Entries shown:
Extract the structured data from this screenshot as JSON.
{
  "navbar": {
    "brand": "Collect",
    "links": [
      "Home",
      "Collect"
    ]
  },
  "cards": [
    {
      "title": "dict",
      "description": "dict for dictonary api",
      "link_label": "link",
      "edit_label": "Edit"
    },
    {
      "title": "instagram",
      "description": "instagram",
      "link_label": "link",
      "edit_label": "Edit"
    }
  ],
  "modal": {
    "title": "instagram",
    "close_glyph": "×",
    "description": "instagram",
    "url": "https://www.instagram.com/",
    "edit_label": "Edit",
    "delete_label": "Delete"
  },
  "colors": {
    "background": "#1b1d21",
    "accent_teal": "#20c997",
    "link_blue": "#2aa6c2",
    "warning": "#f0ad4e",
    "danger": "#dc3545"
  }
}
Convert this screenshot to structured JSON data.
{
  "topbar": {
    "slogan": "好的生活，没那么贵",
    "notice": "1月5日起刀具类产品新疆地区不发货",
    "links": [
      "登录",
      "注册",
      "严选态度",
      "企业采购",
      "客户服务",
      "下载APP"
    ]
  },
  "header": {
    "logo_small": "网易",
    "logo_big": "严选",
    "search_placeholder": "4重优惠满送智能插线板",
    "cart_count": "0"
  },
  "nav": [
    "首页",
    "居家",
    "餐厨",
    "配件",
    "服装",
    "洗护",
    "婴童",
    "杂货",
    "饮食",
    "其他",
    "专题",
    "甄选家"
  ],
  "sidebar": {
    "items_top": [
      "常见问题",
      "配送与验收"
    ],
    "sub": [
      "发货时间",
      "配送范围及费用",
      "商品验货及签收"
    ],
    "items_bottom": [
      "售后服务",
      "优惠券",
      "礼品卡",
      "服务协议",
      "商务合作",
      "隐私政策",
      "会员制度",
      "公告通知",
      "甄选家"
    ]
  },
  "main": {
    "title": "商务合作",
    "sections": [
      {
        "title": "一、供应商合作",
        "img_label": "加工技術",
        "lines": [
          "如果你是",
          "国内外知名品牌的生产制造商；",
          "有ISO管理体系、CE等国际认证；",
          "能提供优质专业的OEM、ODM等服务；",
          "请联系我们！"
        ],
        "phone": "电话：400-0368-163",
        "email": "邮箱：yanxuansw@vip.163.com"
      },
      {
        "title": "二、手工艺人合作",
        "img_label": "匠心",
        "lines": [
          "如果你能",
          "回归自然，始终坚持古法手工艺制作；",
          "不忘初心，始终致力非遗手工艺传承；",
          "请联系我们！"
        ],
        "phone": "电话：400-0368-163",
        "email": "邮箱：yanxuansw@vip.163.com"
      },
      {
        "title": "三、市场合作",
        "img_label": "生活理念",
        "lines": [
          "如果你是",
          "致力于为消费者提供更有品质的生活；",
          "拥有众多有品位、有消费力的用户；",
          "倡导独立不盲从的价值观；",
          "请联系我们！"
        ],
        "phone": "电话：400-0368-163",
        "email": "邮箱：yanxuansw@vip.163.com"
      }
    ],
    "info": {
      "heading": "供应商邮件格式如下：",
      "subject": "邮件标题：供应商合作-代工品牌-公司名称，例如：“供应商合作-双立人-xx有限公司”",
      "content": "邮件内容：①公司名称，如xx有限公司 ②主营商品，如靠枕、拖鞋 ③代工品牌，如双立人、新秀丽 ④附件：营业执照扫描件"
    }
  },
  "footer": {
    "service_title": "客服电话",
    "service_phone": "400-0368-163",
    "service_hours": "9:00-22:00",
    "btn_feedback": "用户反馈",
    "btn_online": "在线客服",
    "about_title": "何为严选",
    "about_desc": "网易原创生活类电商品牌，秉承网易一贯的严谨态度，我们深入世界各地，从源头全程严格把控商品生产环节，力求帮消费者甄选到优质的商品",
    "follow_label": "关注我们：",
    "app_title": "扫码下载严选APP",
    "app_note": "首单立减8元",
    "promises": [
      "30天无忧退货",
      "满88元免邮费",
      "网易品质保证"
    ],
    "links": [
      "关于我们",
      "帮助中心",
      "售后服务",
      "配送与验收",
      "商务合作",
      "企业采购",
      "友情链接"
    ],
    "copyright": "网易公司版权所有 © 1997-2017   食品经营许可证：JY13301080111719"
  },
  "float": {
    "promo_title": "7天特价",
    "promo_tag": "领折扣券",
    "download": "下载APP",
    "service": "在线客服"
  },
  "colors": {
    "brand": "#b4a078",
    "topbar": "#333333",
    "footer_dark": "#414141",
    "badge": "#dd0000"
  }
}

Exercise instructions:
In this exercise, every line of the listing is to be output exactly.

Result:
Extract the structured data from this screenshot as JSON.
{
  "navbar": {
    "brand": "Collect",
    "links": [
      "Home",
      "Collect"
    ]
  },
  "cards": [
    {
      "title": "dict",
      "description": "dict for dictonary api",
      "link_label": "link",
      "edit_label": "Edit"
    },
    {
      "title": "instagram",
      "description": "instagram",
      "link_label": "link",
      "edit_label": "Edit"
    }
  ],
  "modal": {
    "title": "instagram",
    "close_glyph": "×",
    "description": "instagram",
    "url": "https://www.instagram.com/",
    "edit_label": "Edit",
    "delete_label": "Delete"
  },
  "colors": {
    "background": "#1b1d21",
    "accent_teal": "#20c997",
    "link_blue": "#2aa6c2",
    "warning": "#f0ad4e",
    "danger": "#dc3545"
  }
}
Convert this screenshot to structured JSON data.
{
  "topbar": {
    "slogan": "好的生活，没那么贵",
    "notice": "1月5日起刀具类产品新疆地区不发货",
    "links": [
      "登录",
      "注册",
      "严选态度",
      "企业采购",
      "客户服务",
      "下载APP"
    ]
  },
  "header": {
    "logo_small": "网易",
    "logo_big": "严选",
    "search_placeholder": "4重优惠满送智能插线板",
    "cart_count": "0"
  },
  "nav": [
    "首页",
    "居家",
    "餐厨",
    "配件",
    "服装",
    "洗护",
    "婴童",
    "杂货",
    "饮食",
    "其他",
    "专题",
    "甄选家"
  ],
  "sidebar": {
    "items_top": [
      "常见问题",
      "配送与验收"
    ],
    "sub": [
      "发货时间",
      "配送范围及费用",
      "商品验货及签收"
    ],
    "items_bottom": [
      "售后服务",
      "优惠券",
      "礼品卡",
      "服务协议",
      "商务合作",
      "隐私政策",
      "会员制度",
      "公告通知",
      "甄选家"
    ]
  },
  "main": {
    "title": "商务合作",
    "sections": [
      {
        "title": "一、供应商合作",
        "img_label": "加工技術",
        "lines": [
          "如果你是",
          "国内外知名品牌的生产制造商；",
          "有ISO管理体系、CE等国际认证；",
          "能提供优质专业的OEM、ODM等服务；",
          "请联系我们！"
        ],
        "phone": "电话：400-0368-163",
        "email": "邮箱：yanxuansw@vip.163.com"
      },
      {
        "title": "二、手工艺人合作",
        "img_label": "匠心",
        "lines": [
          "如果你能",
          "回归自然，始终坚持古法手工艺制作；",
          "不忘初心，始终致力非遗手工艺传承；",
          "请联系我们！"
        ],
        "phone": "电话：400-0368-163",
        "email": "邮箱：yanxuansw@vip.163.com"
      },
      {
        "title": "三、市场合作",
        "img_label": "生活理念",
        "lines": [
          "如果你是",
          "致力于为消费者提供更有品质的生活；",
          "拥有众多有品位、有消费力的用户；",
          "倡导独立不盲从的价值观；",
          "请联系我们！"
        ],
        "phone": "电话：400-0368-163",
        "email": "邮箱：yanxuansw@vip.163.com"
      }
    ],
    "info": {
      "heading": "供应商邮件格式如下：",
      "subject": "邮件标题：供应商合作-代工品牌-公司名称，例如：“供应商合作-双立人-xx有限公司”",
      "content": "邮件内容：①公司名称，如xx有限公司 ②主营商品，如靠枕、拖鞋 ③代工品牌，如双立人、新秀丽 ④附件：营业执照扫描件"
    }
  },
  "footer": {
    "service_title": "客服电话",
    "service_phone": "400-0368-163",
    "service_hours": "9:00-22:00",
    "btn_feedback": "用户反馈",
    "btn_online": "在线客服",
    "about_title": "何为严选",
    "about_desc": "网易原创生活类电商品牌，秉承网易一贯的严谨态度，我们深入世界各地，从源头全程严格把控商品生产环节，力求帮消费者甄选到优质的商品",
    "follow_label": "关注我们：",
    "app_title": "扫码下载严选APP",
    "app_note": "首单立减8元",
    "promises": [
      "30天无忧退货",
      "满88元免邮费",
      "网易品质保证"
    ],
    "links": [
      "关于我们",
      "帮助中心",
      "售后服务",
      "配送与验收",
      "商务合作",
      "企业采购",
      "友情链接"
    ],
    "copyright": "网易公司版权所有 © 1997-2017   食品经营许可证：JY13301080111719"
  },
  "float": {
    "promo_title": "7天特价",
    "promo_tag": "领折扣券",
    "download": "下载APP",
    "service": "在线客服"
  },
  "colors": {
    "brand": "#b4a078",
    "topbar": "#333333",
    "footer_dark": "#414141",
    "badge": "#dd0000"
  }
}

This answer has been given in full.